─── Data for analysis ───

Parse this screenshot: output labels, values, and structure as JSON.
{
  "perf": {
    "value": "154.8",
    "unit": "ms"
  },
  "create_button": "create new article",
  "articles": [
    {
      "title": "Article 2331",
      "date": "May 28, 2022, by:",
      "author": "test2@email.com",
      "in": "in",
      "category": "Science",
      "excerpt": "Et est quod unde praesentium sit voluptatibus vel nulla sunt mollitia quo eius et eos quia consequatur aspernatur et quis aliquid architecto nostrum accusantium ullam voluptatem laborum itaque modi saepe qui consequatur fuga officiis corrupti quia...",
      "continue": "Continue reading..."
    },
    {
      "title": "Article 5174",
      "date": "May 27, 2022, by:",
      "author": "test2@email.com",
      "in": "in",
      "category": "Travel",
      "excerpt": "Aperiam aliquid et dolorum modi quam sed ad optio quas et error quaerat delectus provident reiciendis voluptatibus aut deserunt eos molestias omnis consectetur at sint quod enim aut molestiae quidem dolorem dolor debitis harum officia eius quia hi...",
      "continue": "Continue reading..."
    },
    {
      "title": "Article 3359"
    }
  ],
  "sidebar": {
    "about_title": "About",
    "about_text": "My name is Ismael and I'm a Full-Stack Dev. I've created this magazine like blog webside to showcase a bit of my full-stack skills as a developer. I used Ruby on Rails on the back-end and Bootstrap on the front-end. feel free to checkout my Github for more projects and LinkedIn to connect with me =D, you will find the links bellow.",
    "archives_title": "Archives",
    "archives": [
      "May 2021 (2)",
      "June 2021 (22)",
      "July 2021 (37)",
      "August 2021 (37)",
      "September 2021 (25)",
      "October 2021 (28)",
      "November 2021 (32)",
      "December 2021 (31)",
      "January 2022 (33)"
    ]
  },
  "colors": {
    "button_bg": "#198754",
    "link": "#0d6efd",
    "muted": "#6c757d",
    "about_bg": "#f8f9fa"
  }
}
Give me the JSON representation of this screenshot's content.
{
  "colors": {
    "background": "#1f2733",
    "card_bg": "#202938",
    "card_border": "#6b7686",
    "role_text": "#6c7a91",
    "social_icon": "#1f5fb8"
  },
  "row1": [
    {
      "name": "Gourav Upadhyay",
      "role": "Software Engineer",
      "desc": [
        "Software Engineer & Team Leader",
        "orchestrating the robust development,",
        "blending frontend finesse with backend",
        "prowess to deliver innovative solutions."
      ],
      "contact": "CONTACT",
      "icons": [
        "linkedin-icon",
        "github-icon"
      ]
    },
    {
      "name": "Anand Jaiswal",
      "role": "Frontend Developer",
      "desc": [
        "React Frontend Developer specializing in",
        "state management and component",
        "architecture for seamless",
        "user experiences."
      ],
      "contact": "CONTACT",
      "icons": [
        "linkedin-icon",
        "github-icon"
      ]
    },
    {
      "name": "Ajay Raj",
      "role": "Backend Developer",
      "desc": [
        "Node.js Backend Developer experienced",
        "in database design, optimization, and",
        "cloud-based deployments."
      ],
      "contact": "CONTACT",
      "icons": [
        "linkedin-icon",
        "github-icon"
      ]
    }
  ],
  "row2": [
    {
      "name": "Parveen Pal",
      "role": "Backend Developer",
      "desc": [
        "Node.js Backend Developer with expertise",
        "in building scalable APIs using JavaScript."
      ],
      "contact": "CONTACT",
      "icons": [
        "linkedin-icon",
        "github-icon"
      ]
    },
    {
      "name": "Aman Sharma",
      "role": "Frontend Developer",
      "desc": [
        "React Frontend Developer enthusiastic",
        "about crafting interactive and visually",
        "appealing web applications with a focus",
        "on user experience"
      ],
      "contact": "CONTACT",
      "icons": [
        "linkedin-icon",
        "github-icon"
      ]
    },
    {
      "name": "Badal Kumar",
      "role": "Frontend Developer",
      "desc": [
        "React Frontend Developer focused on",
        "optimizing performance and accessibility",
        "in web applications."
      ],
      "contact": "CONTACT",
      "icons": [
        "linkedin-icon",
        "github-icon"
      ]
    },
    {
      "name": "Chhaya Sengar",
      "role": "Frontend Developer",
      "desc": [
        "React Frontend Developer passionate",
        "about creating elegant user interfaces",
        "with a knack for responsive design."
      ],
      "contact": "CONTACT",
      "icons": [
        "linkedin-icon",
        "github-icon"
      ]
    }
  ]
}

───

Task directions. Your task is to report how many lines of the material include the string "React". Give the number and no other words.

Response to the task. 4